But there's more. Studies of the nature and evolution of genomes shows very clearly that genetic mechanisms arise largely by means that generate redundancy as well as alternative pathways to given outcomes, as cells respond to their local environment. Gene duplication occasionally leads to individuals with two copies of a gene where in their ancestors there was only one (this happens in species generally, not particular to humans in any way). That can provide redundancy, so that one of the copies can acquire mutations that alter what the gene does, while the other copy keeps plugging along with the original function. The new function can be due to mutations in the protein code of one of the copies, or the DNA sequences that regulate when and where the gene is used.
For these reasons, traits are the result of many different genetic contributions, all varying among individuals, each reaching similarly viable traits with different combinations of that variation. Those combinations that aren't functional don't survive or reproduce; those that have an advantage may do better. Over time, the mix of variation, including even the number and set of contributing genes, allow traits to evolve new or altered function.

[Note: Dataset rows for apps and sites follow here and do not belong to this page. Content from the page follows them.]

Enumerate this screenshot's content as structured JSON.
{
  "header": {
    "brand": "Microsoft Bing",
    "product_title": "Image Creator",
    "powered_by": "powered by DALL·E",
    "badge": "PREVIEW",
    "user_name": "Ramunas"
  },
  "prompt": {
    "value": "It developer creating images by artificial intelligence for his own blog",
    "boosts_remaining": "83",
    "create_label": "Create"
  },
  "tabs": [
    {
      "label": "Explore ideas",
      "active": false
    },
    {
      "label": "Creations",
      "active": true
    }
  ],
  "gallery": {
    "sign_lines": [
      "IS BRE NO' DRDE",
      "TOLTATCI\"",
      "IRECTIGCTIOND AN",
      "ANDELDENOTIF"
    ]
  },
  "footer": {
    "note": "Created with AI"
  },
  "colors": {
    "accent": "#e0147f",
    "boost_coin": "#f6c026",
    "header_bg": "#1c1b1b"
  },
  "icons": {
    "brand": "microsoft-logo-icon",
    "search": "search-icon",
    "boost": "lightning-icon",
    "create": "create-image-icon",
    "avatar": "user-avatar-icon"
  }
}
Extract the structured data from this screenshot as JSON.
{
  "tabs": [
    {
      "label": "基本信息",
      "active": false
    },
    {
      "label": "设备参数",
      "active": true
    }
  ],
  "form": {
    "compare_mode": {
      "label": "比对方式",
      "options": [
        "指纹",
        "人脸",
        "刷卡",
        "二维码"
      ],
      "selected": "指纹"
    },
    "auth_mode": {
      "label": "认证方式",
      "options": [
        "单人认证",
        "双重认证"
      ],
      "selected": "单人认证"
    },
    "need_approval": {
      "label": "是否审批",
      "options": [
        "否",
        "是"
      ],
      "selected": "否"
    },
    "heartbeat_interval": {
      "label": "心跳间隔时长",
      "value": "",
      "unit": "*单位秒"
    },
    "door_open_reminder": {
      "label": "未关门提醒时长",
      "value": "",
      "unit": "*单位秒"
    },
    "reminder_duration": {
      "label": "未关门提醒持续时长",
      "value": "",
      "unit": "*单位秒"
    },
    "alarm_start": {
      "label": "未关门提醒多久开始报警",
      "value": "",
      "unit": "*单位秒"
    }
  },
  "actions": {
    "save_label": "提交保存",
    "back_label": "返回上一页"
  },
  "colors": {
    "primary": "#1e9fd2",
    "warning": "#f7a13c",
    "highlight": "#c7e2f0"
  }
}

This is how evolution works, gradually producing new or varied traits. We understand this because we are aware that complexity is often, or even typically, reducible. Although it hasn't been put this way before to our knowledge, this is nothing more than a modern understanding of classical evolutionary ideas.
The IDeologs claim that reduced complexity could not have existed in a stepwise, bit by bit, assembly of a new trait from parts that would not work on their own--that evolution couldn't get from there to here. But the deeper truth is that evolution is both there ('incomplete') and here ('complete') today and has been that way at any or even every time in the past. It isn't just that things have to be assembled over time by different steps, but that they exist at any given time in various steps or stages of 'completeness.' To a great extent, biological complexity is inherently reducible at any time as well as over time.
And one more reason: Of course, we needn't have gone through all of this to convince you that complexity was reducible, after all. That is because the IDeologs disprove their own irreducibility argument by their very existence: one can function as a human being even with a brain that allows you intentionally not to use it to recognize the realities of the world--by not using the thinking complexity they were born with! We would apply this to those who lead the movement, and do or should know better, but not those who they naively lure into adopting its know-nothing IDeology.
Finally, we may make sport of intentionally or willfully self-deluded critics of evolution. For any of those who are sincere but naive, one can only say that it's too bad, and poignant, too, that science shows the evolutionary nature of life, rather than the comforting existence of a benign divinity who graced the earth with our presence. How nice if that could be true! How hard it makes it to understand the injustices and suffering in the world. But science is about the real world, not the one we might wish for.